Brushless DC (BLDC) motor Driving help needed

I have a BLDC motor of max power of 600 watt (Model 1543 in attached pdf ). I am trying to use to make an automated drill. I need to fully control the speed meanwhile having enough torque to drill. I did some research and I found that that kind of motors are usually used for drones and RCs with ESC with (manufacturer recommendion link at the bottom).

I am wondering will I be able to get enough torque to drill. If yes, What kind of controller do I need? If there is an existing code for such an application where I would just set my RPM and it would keep constant.

Also, I would rather use a power supply than battery, what would be the power supply specs needed?

Link for a motor controller recommended (ESC):

DC motor HB3630-xx43.pdf (149 KB)

Get the Arduino cookbook and read it. Also on line there are many videos etc showing the Arduino and how to do what you want. This additional information will go a long way in getting your problem solved. Once you get past this you then need to select your sensors etc. At that point you start on the Mechanical, hardware design and write your software.

To drill you really need a motor that has torque that doesn't drop-out with decreasing speed, so if you use a BLDC it
must be a sensored motor driven by a sensored ESC, otherwise it will stall and jam.
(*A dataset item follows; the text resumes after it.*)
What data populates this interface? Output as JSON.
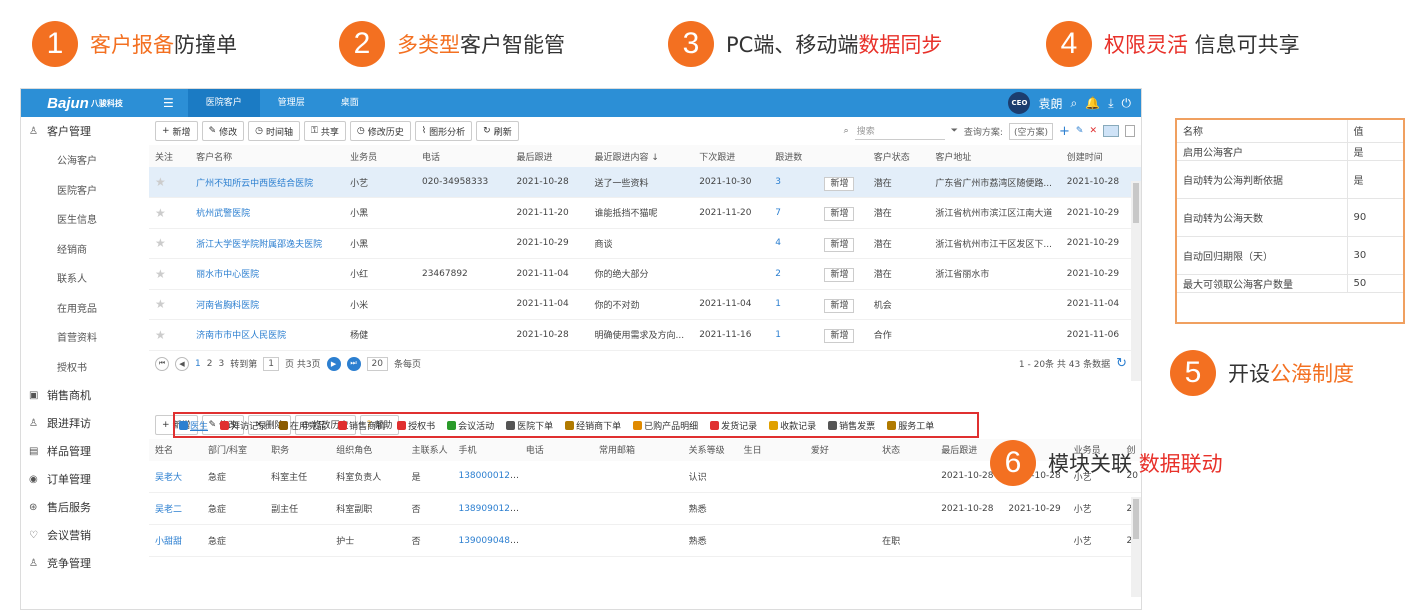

ESCs without sensor
inputs cannot produce much torque at low speed or from stationary.

What feeds and speeds are you contemplating?

I am targetting a speed range of 500-2000 rpm.

I am targetting a speed range of 500-2000 rpm.

Any idea what torques? A drill motor should have fairly stiff speed control, you motor controller needs to be right for this. A typical RC ESC may be programmed wrongly for this task as its designed for a different application.

I am expecting 3-7 Nm shall do the job.

Well that's a reasonable match to a 600W motor, but my worry remains about this style of motor not holding
torque at low speed, meaning a tendancy to stall very readily under this kind of load if you push the motor

One particular scenario is a drill completely jamming - you then need lots of reverse torque from stationary to untwist it.

And then there's the problem of actual continuous power rating as opposed to RC marketing power ratings
(which assume short duty cycle, good air flow for cooling, and may be rather 'optimistic' anyway). RC electric
motors are primarily valued for power to weight ratio, not long life or continuous duty operation.

motors are primarily valued for power to weight ratio

That is why this motor was selected on the first place. Do you think that the micrcontroller (ESC) has anything to do with torque/ speed range? Is there anyway to come around it? That's my first project, I am kind of confused.

Its a very ambitious first project I'm afraid.

For a drill power to weight has to be secondary to longevity and sustained power handling, as an overheated
worn out machine is useless whatever it weighs.

RC motors are not designed for drilling, they are designed to spin propellers, or drive model cars,
for 10/15 minutes at a time, and happen not to be a great match to your application, particularly
those without hall sensors which simply cannot develop torque at low speeds.